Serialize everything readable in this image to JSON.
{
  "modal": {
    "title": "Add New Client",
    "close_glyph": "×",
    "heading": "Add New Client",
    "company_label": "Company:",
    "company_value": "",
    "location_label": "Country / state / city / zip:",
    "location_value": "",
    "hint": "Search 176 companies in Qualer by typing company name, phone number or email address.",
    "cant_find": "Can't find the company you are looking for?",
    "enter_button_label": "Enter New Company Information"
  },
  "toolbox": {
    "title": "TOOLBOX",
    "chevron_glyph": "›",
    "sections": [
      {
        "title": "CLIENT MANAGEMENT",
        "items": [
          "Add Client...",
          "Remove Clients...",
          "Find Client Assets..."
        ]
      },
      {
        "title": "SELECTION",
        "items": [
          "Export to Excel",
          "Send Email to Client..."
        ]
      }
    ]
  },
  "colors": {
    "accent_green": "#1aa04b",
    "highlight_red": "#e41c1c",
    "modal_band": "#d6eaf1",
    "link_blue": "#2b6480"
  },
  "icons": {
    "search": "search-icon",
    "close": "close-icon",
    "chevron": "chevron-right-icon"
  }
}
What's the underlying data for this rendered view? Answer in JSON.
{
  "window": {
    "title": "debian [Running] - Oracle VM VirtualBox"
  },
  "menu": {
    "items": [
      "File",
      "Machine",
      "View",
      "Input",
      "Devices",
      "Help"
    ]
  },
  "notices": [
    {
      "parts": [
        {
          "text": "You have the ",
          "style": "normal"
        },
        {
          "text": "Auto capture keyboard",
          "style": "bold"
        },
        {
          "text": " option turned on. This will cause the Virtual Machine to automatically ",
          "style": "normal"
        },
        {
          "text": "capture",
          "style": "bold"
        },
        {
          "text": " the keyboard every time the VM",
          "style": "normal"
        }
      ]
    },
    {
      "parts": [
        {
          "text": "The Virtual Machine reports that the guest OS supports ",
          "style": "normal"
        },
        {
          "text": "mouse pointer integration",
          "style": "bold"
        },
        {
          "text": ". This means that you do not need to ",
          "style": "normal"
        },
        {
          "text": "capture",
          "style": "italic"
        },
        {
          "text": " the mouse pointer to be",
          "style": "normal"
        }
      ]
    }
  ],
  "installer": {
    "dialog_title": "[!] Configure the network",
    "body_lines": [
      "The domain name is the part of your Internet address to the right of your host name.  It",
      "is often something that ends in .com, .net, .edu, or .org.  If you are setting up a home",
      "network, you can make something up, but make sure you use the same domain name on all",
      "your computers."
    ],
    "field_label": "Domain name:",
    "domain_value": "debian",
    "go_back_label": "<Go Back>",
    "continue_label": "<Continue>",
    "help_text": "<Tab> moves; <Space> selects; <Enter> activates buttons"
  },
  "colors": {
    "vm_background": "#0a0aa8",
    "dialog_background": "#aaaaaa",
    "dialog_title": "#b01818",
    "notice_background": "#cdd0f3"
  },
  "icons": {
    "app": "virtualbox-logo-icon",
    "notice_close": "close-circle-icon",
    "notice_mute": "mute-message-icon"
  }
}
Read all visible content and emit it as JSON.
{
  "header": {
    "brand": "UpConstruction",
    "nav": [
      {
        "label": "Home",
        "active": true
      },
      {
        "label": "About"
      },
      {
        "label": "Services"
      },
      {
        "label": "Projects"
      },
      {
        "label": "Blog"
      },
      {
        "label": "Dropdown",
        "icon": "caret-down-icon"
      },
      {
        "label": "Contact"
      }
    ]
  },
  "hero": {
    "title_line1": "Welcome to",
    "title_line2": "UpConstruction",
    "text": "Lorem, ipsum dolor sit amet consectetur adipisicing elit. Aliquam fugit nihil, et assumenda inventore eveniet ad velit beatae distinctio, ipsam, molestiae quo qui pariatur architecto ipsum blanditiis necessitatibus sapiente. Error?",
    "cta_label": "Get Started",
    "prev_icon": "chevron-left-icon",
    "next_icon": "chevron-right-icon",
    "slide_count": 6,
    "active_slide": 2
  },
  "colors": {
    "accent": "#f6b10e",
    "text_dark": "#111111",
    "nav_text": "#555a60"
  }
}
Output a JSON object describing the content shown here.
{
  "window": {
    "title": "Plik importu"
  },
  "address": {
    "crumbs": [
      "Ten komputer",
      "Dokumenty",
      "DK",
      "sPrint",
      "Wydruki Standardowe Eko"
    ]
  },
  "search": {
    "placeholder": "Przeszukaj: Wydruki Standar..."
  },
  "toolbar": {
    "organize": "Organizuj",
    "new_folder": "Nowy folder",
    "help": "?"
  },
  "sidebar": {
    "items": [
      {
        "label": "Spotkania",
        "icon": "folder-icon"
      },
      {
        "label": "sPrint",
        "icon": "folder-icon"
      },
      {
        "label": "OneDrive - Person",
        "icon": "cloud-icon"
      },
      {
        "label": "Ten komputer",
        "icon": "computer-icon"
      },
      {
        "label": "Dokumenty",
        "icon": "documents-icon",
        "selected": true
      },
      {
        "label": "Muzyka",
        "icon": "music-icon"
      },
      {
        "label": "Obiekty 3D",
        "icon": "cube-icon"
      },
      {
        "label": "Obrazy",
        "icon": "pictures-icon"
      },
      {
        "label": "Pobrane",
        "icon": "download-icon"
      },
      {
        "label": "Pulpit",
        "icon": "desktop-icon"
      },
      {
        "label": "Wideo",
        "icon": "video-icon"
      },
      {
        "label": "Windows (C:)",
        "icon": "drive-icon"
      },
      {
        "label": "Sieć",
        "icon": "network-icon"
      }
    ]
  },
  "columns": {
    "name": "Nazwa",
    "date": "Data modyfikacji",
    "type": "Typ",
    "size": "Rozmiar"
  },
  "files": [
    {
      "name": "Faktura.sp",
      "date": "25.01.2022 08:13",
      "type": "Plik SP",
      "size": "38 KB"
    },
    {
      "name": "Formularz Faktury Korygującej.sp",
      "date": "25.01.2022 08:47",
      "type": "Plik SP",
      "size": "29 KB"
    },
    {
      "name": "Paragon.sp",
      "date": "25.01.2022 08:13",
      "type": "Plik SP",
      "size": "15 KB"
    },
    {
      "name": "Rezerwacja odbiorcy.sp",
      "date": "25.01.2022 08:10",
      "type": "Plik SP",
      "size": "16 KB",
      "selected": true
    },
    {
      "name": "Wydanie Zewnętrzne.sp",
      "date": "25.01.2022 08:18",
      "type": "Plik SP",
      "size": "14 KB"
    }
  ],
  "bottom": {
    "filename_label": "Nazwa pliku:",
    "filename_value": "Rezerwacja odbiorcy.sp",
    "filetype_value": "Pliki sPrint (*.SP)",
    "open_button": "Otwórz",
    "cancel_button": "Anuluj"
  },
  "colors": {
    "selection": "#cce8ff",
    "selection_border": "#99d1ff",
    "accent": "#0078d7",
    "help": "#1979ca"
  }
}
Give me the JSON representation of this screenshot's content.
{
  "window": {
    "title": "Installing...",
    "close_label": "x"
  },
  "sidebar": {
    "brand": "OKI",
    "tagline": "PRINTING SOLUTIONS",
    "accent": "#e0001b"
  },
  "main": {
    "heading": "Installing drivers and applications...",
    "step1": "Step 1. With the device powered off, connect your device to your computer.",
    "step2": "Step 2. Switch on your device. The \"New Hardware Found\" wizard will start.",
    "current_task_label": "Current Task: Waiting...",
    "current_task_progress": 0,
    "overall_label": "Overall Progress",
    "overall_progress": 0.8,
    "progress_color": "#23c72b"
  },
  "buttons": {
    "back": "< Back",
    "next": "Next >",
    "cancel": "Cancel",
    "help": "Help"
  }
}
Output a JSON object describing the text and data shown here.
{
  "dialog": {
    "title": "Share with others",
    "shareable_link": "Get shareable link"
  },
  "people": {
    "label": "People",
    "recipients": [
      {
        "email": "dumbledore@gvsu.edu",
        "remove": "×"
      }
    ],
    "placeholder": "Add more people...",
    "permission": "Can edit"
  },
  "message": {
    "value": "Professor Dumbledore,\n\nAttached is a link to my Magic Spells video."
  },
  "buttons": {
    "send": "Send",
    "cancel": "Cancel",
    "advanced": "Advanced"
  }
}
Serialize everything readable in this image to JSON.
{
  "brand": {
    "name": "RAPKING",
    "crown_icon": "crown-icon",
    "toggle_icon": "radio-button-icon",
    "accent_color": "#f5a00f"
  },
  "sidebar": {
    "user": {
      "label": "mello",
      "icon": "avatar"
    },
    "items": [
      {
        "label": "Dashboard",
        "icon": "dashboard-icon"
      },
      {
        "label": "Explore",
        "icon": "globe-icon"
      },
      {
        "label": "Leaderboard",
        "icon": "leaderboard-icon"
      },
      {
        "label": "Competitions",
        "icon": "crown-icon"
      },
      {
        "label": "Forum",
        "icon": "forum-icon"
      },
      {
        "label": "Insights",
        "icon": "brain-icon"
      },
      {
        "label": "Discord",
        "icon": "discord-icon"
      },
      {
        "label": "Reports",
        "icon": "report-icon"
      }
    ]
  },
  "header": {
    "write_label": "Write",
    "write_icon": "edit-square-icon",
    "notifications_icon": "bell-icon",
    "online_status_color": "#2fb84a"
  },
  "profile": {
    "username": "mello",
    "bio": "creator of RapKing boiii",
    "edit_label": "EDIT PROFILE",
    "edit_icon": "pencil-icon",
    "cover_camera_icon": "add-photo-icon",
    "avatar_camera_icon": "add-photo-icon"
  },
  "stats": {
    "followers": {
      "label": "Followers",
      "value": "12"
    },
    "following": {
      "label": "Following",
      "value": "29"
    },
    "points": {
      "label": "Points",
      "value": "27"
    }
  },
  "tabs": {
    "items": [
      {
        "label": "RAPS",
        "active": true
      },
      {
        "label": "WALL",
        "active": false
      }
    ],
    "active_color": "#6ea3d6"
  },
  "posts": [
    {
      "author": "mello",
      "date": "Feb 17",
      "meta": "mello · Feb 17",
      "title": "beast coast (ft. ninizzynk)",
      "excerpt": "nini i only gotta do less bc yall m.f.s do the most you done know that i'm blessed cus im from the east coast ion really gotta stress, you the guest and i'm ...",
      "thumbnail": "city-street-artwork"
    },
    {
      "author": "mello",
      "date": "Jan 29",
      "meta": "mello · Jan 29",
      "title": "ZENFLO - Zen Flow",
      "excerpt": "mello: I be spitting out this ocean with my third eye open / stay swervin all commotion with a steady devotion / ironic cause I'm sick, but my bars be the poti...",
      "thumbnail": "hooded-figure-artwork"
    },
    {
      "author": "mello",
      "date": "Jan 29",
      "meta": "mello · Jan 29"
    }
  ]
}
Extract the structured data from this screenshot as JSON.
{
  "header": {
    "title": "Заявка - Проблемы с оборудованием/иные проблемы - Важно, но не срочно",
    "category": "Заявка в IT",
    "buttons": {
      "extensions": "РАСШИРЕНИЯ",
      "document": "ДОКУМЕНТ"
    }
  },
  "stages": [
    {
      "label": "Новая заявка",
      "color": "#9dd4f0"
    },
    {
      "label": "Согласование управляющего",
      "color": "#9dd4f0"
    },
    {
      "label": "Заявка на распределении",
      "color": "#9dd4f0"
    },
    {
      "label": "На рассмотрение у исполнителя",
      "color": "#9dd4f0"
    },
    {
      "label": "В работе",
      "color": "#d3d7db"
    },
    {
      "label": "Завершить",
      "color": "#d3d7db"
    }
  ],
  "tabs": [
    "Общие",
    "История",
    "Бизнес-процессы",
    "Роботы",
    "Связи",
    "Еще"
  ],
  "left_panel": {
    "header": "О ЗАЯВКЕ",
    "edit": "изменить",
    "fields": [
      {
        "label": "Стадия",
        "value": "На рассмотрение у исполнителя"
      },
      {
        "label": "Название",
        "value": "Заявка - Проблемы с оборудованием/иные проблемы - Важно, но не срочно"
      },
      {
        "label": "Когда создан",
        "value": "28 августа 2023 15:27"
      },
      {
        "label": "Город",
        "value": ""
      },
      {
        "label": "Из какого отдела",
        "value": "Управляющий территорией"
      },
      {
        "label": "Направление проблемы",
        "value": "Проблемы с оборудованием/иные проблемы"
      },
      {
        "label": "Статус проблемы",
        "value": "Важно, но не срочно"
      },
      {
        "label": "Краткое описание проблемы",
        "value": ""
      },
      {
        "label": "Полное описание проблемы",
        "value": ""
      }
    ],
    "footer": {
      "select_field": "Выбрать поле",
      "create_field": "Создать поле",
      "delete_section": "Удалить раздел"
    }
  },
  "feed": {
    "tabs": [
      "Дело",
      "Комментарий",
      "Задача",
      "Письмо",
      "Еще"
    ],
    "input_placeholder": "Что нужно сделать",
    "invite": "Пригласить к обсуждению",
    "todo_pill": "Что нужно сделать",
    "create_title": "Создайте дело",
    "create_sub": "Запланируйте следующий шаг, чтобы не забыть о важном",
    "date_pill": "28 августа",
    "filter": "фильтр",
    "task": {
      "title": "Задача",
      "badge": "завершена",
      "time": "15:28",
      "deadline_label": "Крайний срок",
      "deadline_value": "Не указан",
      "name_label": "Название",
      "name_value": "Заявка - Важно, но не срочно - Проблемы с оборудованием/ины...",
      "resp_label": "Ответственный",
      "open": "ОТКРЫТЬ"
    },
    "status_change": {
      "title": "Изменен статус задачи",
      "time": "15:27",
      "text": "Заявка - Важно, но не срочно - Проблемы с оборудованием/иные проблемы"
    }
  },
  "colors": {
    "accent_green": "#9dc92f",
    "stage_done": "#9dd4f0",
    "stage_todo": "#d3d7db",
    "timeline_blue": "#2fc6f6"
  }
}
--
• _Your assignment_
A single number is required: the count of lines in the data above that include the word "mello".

• _Response for this exercise_
9